> ACTIVITY:
An exact copy of every record is the expected answer.

> Items from an interface collection:
——————

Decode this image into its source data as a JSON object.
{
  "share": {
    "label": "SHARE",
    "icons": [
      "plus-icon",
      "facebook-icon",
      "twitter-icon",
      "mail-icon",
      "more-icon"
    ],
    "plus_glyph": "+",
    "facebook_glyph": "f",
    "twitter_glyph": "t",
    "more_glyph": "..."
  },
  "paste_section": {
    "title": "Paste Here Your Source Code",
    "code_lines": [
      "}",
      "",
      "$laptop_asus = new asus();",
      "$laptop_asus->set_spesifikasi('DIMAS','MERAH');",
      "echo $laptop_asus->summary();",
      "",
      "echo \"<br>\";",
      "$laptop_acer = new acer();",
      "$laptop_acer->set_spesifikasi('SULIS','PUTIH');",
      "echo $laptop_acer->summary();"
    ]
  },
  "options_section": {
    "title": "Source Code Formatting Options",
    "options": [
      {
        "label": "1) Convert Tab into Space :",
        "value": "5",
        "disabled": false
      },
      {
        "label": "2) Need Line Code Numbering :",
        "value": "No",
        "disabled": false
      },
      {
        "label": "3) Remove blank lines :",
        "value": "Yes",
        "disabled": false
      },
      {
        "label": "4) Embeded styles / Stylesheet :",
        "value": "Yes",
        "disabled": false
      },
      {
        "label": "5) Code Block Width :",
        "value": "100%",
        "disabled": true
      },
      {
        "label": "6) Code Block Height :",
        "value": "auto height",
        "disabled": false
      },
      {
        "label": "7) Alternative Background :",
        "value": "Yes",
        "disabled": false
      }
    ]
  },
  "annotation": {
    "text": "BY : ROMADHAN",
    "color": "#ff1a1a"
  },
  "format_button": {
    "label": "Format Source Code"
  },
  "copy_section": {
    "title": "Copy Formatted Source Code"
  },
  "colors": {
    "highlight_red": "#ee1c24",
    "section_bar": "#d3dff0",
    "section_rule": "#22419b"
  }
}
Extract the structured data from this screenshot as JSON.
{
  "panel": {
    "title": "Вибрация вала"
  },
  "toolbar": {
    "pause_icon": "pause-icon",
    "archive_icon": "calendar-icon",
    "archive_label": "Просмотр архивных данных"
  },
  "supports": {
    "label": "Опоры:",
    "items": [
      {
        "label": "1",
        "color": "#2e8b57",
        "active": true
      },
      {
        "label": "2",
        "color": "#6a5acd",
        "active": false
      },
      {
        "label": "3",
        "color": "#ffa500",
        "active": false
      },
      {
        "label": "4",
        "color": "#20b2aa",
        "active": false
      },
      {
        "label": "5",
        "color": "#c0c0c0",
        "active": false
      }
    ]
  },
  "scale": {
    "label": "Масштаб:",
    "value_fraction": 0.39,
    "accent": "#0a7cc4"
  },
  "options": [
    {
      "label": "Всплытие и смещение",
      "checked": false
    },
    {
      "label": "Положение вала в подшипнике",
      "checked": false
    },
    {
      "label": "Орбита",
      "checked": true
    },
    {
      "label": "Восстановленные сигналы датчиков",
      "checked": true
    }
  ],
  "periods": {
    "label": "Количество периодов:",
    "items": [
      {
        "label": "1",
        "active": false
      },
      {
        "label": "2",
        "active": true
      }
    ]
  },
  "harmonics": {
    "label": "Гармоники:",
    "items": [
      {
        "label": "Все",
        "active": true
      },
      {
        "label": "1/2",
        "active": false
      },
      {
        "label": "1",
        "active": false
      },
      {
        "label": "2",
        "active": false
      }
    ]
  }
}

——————

> EXERCISE SOLUTION:
Decode this image into its source data as a JSON object.
{
  "share": {
    "label": "SHARE",
    "icons": [
      "plus-icon",
      "facebook-icon",
      "twitter-icon",
      "mail-icon",
      "more-icon"
    ],
    "plus_glyph": "+",
    "facebook_glyph": "f",
    "twitter_glyph": "t",
    "more_glyph": "..."
  },
  "paste_section": {
    "title": "Paste Here Your Source Code",
    "code_lines": [
      "}",
      "",
      "$laptop_asus = new asus();",
      "$laptop_asus->set_spesifikasi('DIMAS','MERAH');",
      "echo $laptop_asus->summary();",
      "",
      "echo \"<br>\";",
      "$laptop_acer = new acer();",
      "$laptop_acer->set_spesifikasi('SULIS','PUTIH');",
      "echo $laptop_acer->summary();"
    ]
  },
  "options_section": {
    "title": "Source Code Formatting Options",
    "options": [
      {
        "label": "1) Convert Tab into Space :",
        "value": "5",
        "disabled": false
      },
      {
        "label": "2) Need Line Code Numbering :",
        "value": "No",
        "disabled": false
      },
      {
        "label": "3) Remove blank lines :",
        "value": "Yes",
        "disabled": false
      },
      {
        "label": "4) Embeded styles / Stylesheet :",
        "value": "Yes",
        "disabled": false
      },
      {
        "label": "5) Code Block Width :",
        "value": "100%",
        "disabled": true
      },
      {
        "label": "6) Code Block Height :",
        "value": "auto height",
        "disabled": false
      },
      {
        "label": "7) Alternative Background :",
        "value": "Yes",
        "disabled": false
      }
    ]
  },
  "annotation": {
    "text": "BY : ROMADHAN",
    "color": "#ff1a1a"
  },
  "format_button": {
    "label": "Format Source Code"
  },
  "copy_section": {
    "title": "Copy Formatted Source Code"
  },
  "colors": {
    "highlight_red": "#ee1c24",
    "section_bar": "#d3dff0",
    "section_rule": "#22419b"
  }
}
Extract the structured data from this screenshot as JSON.
{
  "panel": {
    "title": "Вибрация вала"
  },
  "toolbar": {
    "pause_icon": "pause-icon",
    "archive_icon": "calendar-icon",
    "archive_label": "Просмотр архивных данных"
  },
  "supports": {
    "label": "Опоры:",
    "items": [
      {
        "label": "1",
        "color": "#2e8b57",
        "active": true
      },
      {
        "label": "2",
        "color": "#6a5acd",
        "active": false
      },
      {
        "label": "3",
        "color": "#ffa500",
        "active": false
      },
      {
        "label": "4",
        "color": "#20b2aa",
        "active": false
      },
      {
        "label": "5",
        "color": "#c0c0c0",
        "active": false
      }
    ]
  },
  "scale": {
    "label": "Масштаб:",
    "value_fraction": 0.39,
    "accent": "#0a7cc4"
  },
  "options": [
    {
      "label": "Всплытие и смещение",
      "checked": false
    },
    {
      "label": "Положение вала в подшипнике",
      "checked": false
    },
    {
      "label": "Орбита",
      "checked": true
    },
    {
      "label": "Восстановленные сигналы датчиков",
      "checked": true
    }
  ],
  "periods": {
    "label": "Количество периодов:",
    "items": [
      {
        "label": "1",
        "active": false
      },
      {
        "label": "2",
        "active": true
      }
    ]
  },
  "harmonics": {
    "label": "Гармоники:",
    "items": [
      {
        "label": "Все",
        "active": true
      },
      {
        "label": "1/2",
        "active": false
      },
      {
        "label": "1",
        "active": false
      },
      {
        "label": "2",
        "active": false
      }
    ]
  }
}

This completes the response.